What You Need To Know About Willow


Elea Gasmi

There are several recycling bins around Rocky, in the classrooms and in the hallways. It is important to remember to recycle our cans and bottles as much as possible to do what we can to help the environment.

Over five million people have manifested their discontent online by signing petitions to stop The Willow Project. Yet, on March 13, 2023, the Biden Administration

passed the act. The Willow Project has been in the news frequently lately and it has become a very controversial topic, as students are trying their best to stay informed. 

“Out of all the issues I’ve seen before, I’ve never done as much research about any of them as I did for the Willow Project,” junior Sydney Martin said when asked if she knew what the Willow Project was.

The sudden approval of the project has left many people wondering why the Willow Project was even needed. Since about a year ago, gas prices have become extremely high in most states around the country, as the war in Ukraine caused the American government to cut off oil supply trade with Russia, one of the main oil producers in the world. Now that the American government has to find another oil supplier, the Willow Project comes as an alternative to Russia’s oil. 


What is the Willow Project?

The Willow Project was introduced by the energy company ConocoPhillips’ to the Trump Administration in 2020. Yet, it is only this past month that president Joe Biden publicly announced that it had been approved. It consists of drilling up to 600 million barrels of oil from Alaska’s soil. It is to be the largest oil development on federal land. The drilling will allow American gas prices to decrease. 


What consequences will it have?

While the Arctic is already impacted by global warming, the new approval of the Willow Project will have irreversible consequences on carbon pollution, creating disturbances in weather patterns and ecosystems. The consequences of the Willow Project won’t be noticeable in a short period of time, as this project will take years to even get started. 

Alaska’s wildlife ecosystems, and Indigenous lands will be the first impacted by the oil drilling project. If wildlife is endangered, animals can force themselves into cities and create a disturbance in different ecosystems, and even cause species to become extinct. It takes up to 100 years for animals to adapt to a new ecosystem. 

Not only impacting inhabitants of the land, the Willow Project also fuels climate change, which is already a concerning problem that the planet has been facing for the last few decades. 

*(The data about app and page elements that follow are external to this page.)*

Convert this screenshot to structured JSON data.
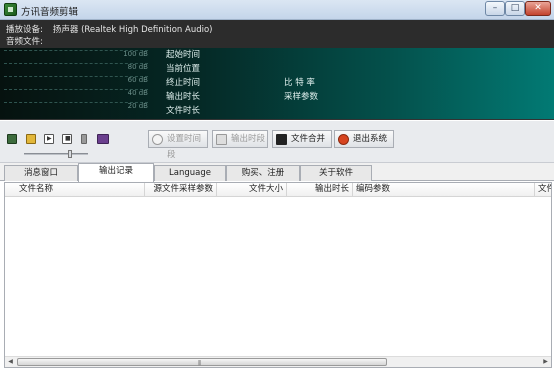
{
  "window": {
    "title": "方讯音频剪辑",
    "minimize": "0",
    "maximize": "1",
    "close": "r"
  },
  "info": {
    "device_label": "播放设备:",
    "device_value": "扬声器 (Realtek High Definition Audio)",
    "file_label": "音频文件:"
  },
  "meter": {
    "db_levels": [
      "100 dB",
      "80 dB",
      "60 dB",
      "40 dB",
      "20 dB"
    ],
    "labels_left": [
      "起始时间",
      "当前位置",
      "终止时间",
      "输出时长",
      "文件时长"
    ],
    "labels_right": [
      "比 特 率",
      "采样参数"
    ]
  },
  "toolbar": {
    "icons": [
      "record-icon",
      "open-folder-icon",
      "play-icon",
      "stop-icon",
      "volume-icon",
      "books-icon"
    ],
    "set_interval": "设置时间段",
    "output_interval": "输出时段",
    "merge_files": "文件合并",
    "exit": "退出系统",
    "volume_level_percent": 70
  },
  "tabs": [
    {
      "label": "消息窗口",
      "active": false
    },
    {
      "label": "输出记录",
      "active": true
    },
    {
      "label": "Language",
      "active": false
    },
    {
      "label": "购买、注册",
      "active": false
    },
    {
      "label": "关于软件",
      "active": false
    }
  ],
  "table": {
    "columns": [
      "文件名称",
      "源文件采样参数",
      "文件大小",
      "输出时长",
      "编码参数",
      "文件"
    ],
    "rows": []
  },
  "scrollbar": {
    "left_arrow": "◀",
    "right_arrow": "▶",
    "grip": "|||"
  }
}
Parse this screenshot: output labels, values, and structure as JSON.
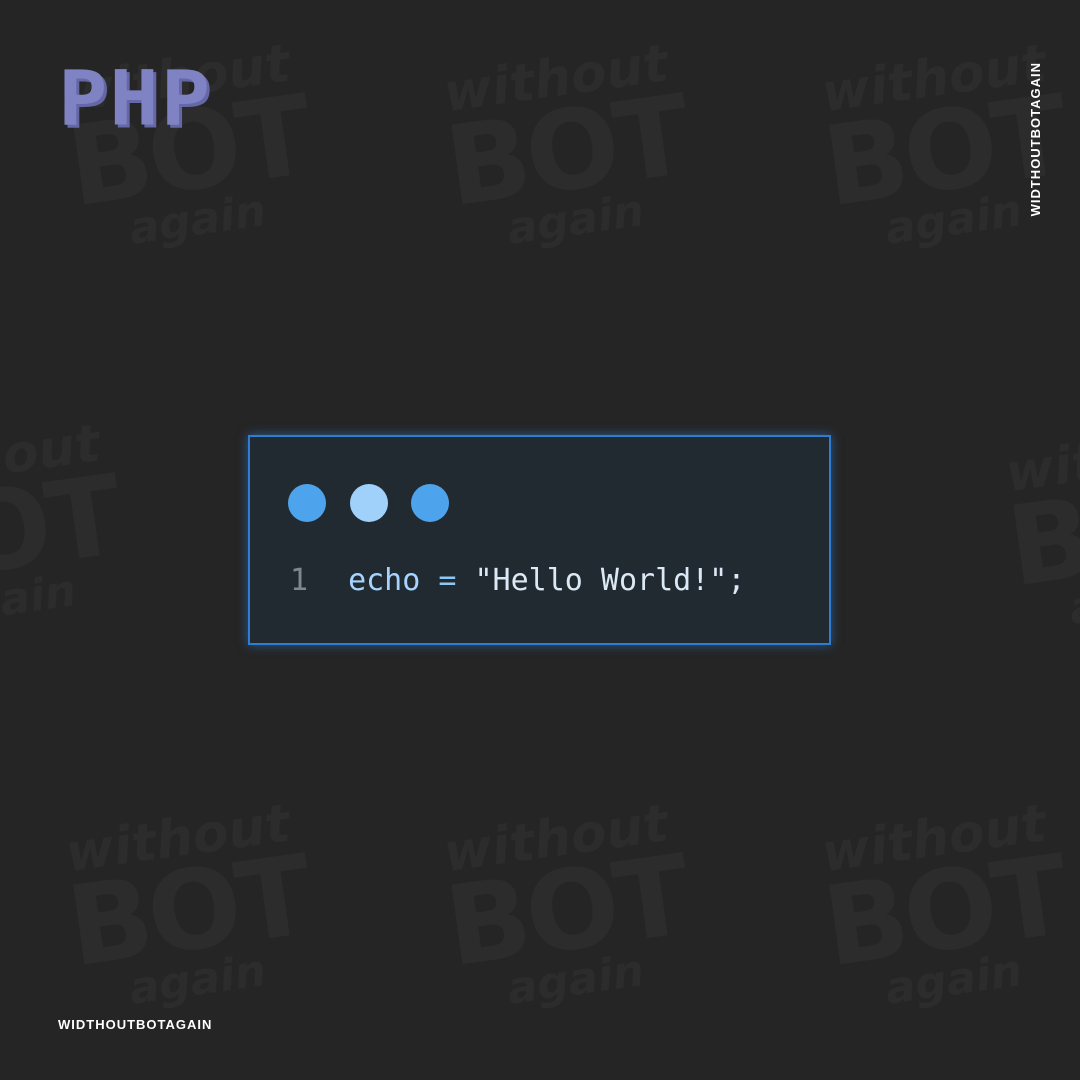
{
  "logo": {
    "text": "PHP",
    "color": "#8083c3"
  },
  "brand": {
    "side": "WIDTHOUTBOTAGAIN",
    "bottom": "WIDTHOUTBOTAGAIN"
  },
  "watermark": {
    "line1": "without",
    "line2": "BOT",
    "line3": "again"
  },
  "window": {
    "dots": [
      "#4ea4ec",
      "#9fd1fb",
      "#4ea4ec"
    ],
    "border_color": "#2f7dd0",
    "background": "#222a31"
  },
  "code": {
    "line_number": "1",
    "keyword": "echo",
    "operator": " = ",
    "string": "\"Hello World!\"",
    "terminator": ";"
  }
}
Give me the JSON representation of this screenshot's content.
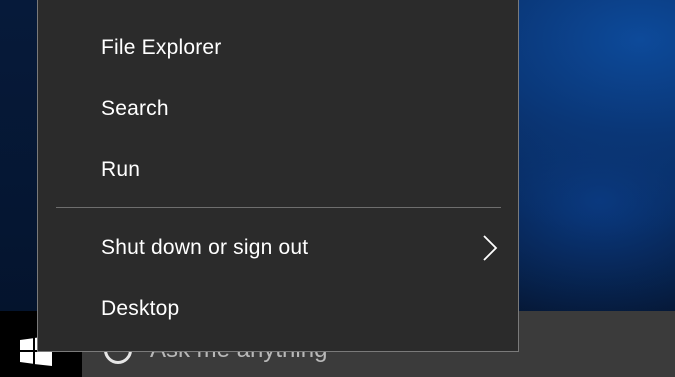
{
  "context_menu": {
    "items": [
      {
        "label": "File Explorer"
      },
      {
        "label": "Search"
      },
      {
        "label": "Run"
      },
      {
        "label": "Shut down or sign out",
        "icon": "chevron-right-icon"
      },
      {
        "label": "Desktop"
      }
    ]
  },
  "taskbar": {
    "start_icon": "windows-logo-icon",
    "search": {
      "icon": "cortana-circle-icon",
      "placeholder": "Ask me anything"
    }
  },
  "colors": {
    "menu_background": "#2b2b2b",
    "menu_text": "#ffffff",
    "divider": "#6e6e6e",
    "taskbar": "#1c1c1c",
    "search_box": "#3b3b3b",
    "desktop_accent": "#0d4a9a"
  }
}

What can we do to help? 

Since most high school students are under 18 and aren’t of age for voting, many of them are left wondering what they can do to help at their level. 

“I’ve heard about the Willow Project on the news, but no one really tells us what we can do to help or how to make a difference as a teenager,” freshman Casey McCormac said when asked about the different ways to fight against the Willow Project. 

The most accessible way teenagers can help is probably social media. As the #StopWillow on the famous network TikTok shows, internet users from all over the world are showing their disapproval toward Biden’s recent announcement. 

Undergraduate students, such as from the University of Massachusetts, and activists from all over the country are getting together and organizing walkouts and protests to show their anger and discontent with ConocoPhillips’ newly approved Willow Project. 

Many petitions can be found online, such as the one organized by the website change.org that already has more than five million signatures, or the Stop Willow Project organized by the website protecttheartic.org where there are all different kinds of accessible resources to take action. 

“The younger generation is getting angrier, and this [climate change] is one of our number one issues. I know it is difficult to make actionable change alone, because we’re high school students who are not eligible for voting yet. But we can always make calls, sign petitions, send letters, organize protests, and make our voices heard,” junior Sydney Martin explained when discussing the different ways to help. 


Even if the Willow Project won’t create any short-term consequences, it is an environmental catastrophe that will matter in the future of the planet. Teenagers and young adults are worried about the impact this decision will have on climate change and how their lives will be affected later on. 

There are several ways to help in our everyday lives. It is important to stay informed and take actions as much as possible, such as signing petitions or going to protests. Combating global warming is an everyday fight that starts at home. Recycling, watching our water consumption, or buying from local stores can all make a difference.